On the frontline

Currently, Allianz is getting on with the day job in terms of settling claims, and they’re also keeping brokers involved and updated, since they are often talking directly to customers. It’s a challenging situation, as their specialists, explain.

Bob Dawson, claims major loss manager

The discount rate cut is not just an issue for insurers, it also negatively affects society.
"Criticism focused at insurers – as occurred when insurers spoke out about the discount rate cut – is misdirected. We’re here to pay claims, but the level of compensation should be appropriate. If we over-compensate, this results in the need for higher reserving, buying more reinsurance and costlier premiums.
"The knock-on effect of pressure on the NHS has also hit home with the government. It’s been reported there will be a £6 billion hole in NHS funding because of the discount rate cut, affecting services and increasing the burden on taxpayers.
"Claimants should also remember there is a place for periodical payment orders, which are awarded by the court and are not impacted by the discount rate. The reality is a lump sum tends to be preferred, such as for professional care and case management, but in the case of an injured young child, for example, regular payments can be a better alternative."

Jon Dye, head of motor

The communication challenge is one that should be shared. The rate cut has created market instability, which is unfortunate, and the change has impacted claim severity rather than frequency. Many customers have found it difficult to understand why rates need to rise because the majority of them haven’t had a claim impacted by the change.
"It’s important the insurance sector explains the impact of Ogden to customers, using the *facts. This responsibility needs to be shared right across the industry. In a period of rising premiums the industry must demonstrate how it can help customers respond through advice on risk management and budgeting."

*Multipliers, based on discount rate, effect on settlement value for a 30 year old male earning £25,000 and with annual care costs of £75,000:
Discount rate -0.75% 0% 0.50% 1.00% 2.50%
Pecuniary loss of life 71.43 56.34 48.68 42.45 29.60
Loss of earnings to pension age 38.71 33.90 31.15 28.70 22.84
Settlement value £6.325m £5.073m £4.429m £3.901m £2.791m

Stuart Toal, casualty account manager

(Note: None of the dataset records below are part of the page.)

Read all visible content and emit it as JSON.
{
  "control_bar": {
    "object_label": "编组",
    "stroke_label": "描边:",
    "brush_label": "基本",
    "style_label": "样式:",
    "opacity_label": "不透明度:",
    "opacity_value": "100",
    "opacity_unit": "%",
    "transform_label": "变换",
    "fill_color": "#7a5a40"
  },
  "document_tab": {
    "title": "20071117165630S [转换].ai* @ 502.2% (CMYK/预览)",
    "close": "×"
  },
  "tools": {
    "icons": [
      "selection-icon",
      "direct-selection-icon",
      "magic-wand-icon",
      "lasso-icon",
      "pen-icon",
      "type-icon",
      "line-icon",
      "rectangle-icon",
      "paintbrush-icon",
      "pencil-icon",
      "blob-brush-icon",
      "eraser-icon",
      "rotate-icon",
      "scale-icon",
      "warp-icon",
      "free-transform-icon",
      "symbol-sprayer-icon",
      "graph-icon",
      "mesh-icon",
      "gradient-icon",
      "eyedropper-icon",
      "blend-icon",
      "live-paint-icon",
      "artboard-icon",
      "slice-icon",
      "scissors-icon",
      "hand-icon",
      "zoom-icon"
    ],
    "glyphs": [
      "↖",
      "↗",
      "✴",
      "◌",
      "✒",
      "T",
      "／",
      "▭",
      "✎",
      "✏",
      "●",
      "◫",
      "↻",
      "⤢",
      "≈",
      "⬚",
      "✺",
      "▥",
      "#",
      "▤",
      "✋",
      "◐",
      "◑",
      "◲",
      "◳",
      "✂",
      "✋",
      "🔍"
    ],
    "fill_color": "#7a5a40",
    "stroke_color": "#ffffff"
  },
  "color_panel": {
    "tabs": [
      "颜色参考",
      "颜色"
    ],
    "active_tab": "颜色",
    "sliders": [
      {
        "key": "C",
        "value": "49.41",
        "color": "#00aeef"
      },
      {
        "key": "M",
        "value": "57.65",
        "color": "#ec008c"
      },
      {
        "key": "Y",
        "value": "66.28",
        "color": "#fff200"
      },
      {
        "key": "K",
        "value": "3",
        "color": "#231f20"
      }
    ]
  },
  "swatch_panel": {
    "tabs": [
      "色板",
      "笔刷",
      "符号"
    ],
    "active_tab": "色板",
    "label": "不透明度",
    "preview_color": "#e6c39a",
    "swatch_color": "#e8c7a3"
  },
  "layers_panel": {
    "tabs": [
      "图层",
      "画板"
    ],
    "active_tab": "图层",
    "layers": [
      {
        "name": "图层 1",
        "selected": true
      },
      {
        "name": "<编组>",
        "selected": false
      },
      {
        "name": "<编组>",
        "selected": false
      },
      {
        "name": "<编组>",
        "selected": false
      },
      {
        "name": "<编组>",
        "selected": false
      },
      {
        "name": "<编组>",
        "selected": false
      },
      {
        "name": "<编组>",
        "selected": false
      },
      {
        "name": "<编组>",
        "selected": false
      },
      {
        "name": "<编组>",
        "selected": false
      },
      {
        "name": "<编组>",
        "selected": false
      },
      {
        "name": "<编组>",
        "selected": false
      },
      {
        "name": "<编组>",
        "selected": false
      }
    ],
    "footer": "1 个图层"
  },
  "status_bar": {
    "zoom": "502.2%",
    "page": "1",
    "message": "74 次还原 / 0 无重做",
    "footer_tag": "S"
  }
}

The discount rate cut does not just affect motor; it affects all personal injury claimants, as brokers will be well aware. We have seen some significant uplifts in public and employers’ liability claims and it’s not that rare to see these run into eight figures.
"Unlike motor, liability policies are written on a limit of indemnity basis, meaning that it is essential that levels which are appropriate to the exposure are sought – if an insufficient level is purchased then the additional costs go onto the insured’s balance sheet. Levels which might have been appropriate prior to February 2017 may not be in today’s environment, so it’s vital that brokers keep a close eye on their clients’ limits of indemnity, with reviews being even more important following the discount rate cut.
"If an accumulation of employees is affected, there could be a claim in excess of the market standard £10 million limit – this means brokers need to be advising on excess of loss options. The cover is readily available and brokers must work with their customers to help them determine appropriate limits of indemnity.
"The discount rate cut has been damaging, but insurers remain mindful of their responsibilities. There is support for ongoing independent reviews of the rate and for the creation of a workable and lasting framework. This will not only benefit insurers and all those who depend on them, but it’s also the surest way to create much needed stability for claimants."

But let’s leave the final word to Allianz’s CEO, Jon Dye:

As I have said in the past, providing seriously injured people with a fair and appropriate level of compensation is the right thing to do. The sharp increase in the cost of settling personal injury claims is contributing significantly to rising premiums for customers. The pressure on insurers to pass on this cost to the customer can be removed by an appropriate government response."